▸ **Aim of the exercise**: For every record beneath this instruction, give an exact repetition, omitting images.
:: Data for the task
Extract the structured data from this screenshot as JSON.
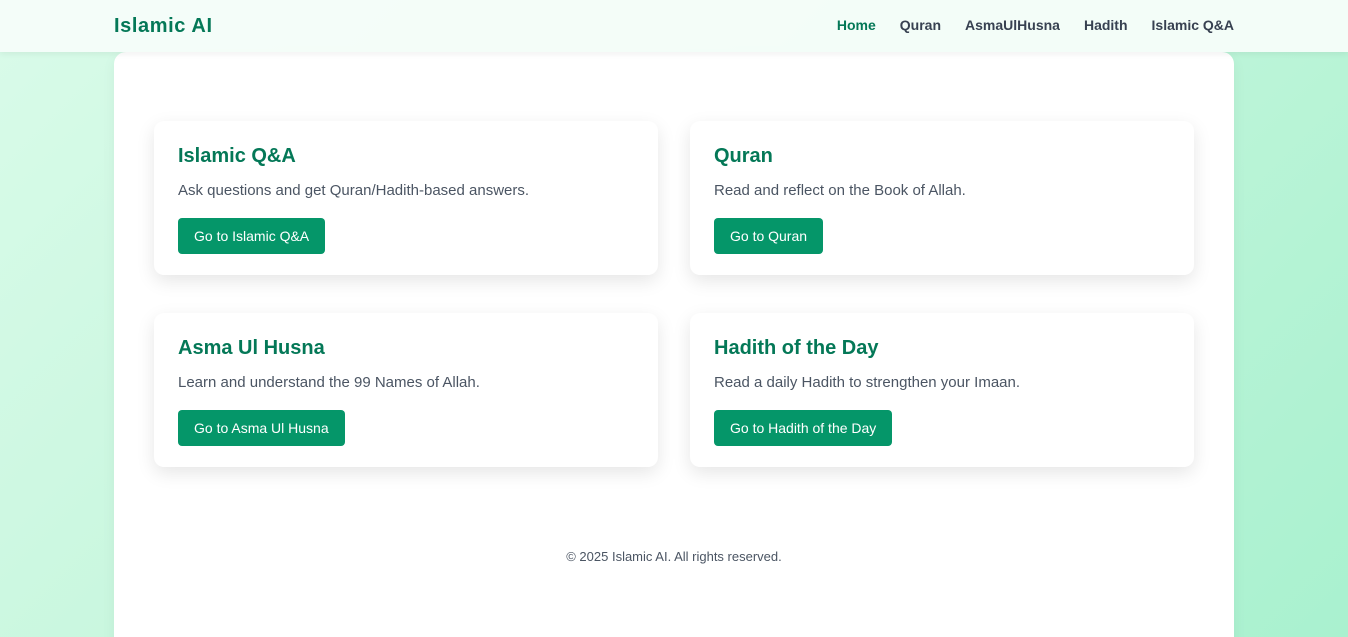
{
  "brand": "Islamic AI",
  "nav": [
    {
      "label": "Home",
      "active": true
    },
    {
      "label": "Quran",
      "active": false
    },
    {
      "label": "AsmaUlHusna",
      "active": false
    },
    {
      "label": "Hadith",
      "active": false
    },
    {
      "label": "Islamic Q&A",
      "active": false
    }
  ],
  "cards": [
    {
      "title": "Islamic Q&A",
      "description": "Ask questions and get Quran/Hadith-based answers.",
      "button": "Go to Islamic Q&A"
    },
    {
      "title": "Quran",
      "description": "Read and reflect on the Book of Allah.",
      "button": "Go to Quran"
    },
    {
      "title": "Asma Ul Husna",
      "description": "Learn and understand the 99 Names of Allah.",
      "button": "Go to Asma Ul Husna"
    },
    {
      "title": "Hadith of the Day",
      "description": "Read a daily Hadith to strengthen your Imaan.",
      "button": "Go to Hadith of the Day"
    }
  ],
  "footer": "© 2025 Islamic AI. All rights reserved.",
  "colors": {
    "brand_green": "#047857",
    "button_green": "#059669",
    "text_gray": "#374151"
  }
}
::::
▸ **Exercise output**:
Extract the structured data from this screenshot as JSON.
{
  "brand": "Islamic AI",
  "nav": [
    {
      "label": "Home",
      "active": true
    },
    {
      "label": "Quran",
      "active": false
    },
    {
      "label": "AsmaUlHusna",
      "active": false
    },
    {
      "label": "Hadith",
      "active": false
    },
    {
      "label": "Islamic Q&A",
      "active": false
    }
  ],
  "cards": [
    {
      "title": "Islamic Q&A",
      "description": "Ask questions and get Quran/Hadith-based answers.",
      "button": "Go to Islamic Q&A"
    },
    {
      "title": "Quran",
      "description": "Read and reflect on the Book of Allah.",
      "button": "Go to Quran"
    },
    {
      "title": "Asma Ul Husna",
      "description": "Learn and understand the 99 Names of Allah.",
      "button": "Go to Asma Ul Husna"
    },
    {
      "title": "Hadith of the Day",
      "description": "Read a daily Hadith to strengthen your Imaan.",
      "button": "Go to Hadith of the Day"
    }
  ],
  "footer": "© 2025 Islamic AI. All rights reserved.",
  "colors": {
    "brand_green": "#047857",
    "button_green": "#059669",
    "text_gray": "#374151"
  }
}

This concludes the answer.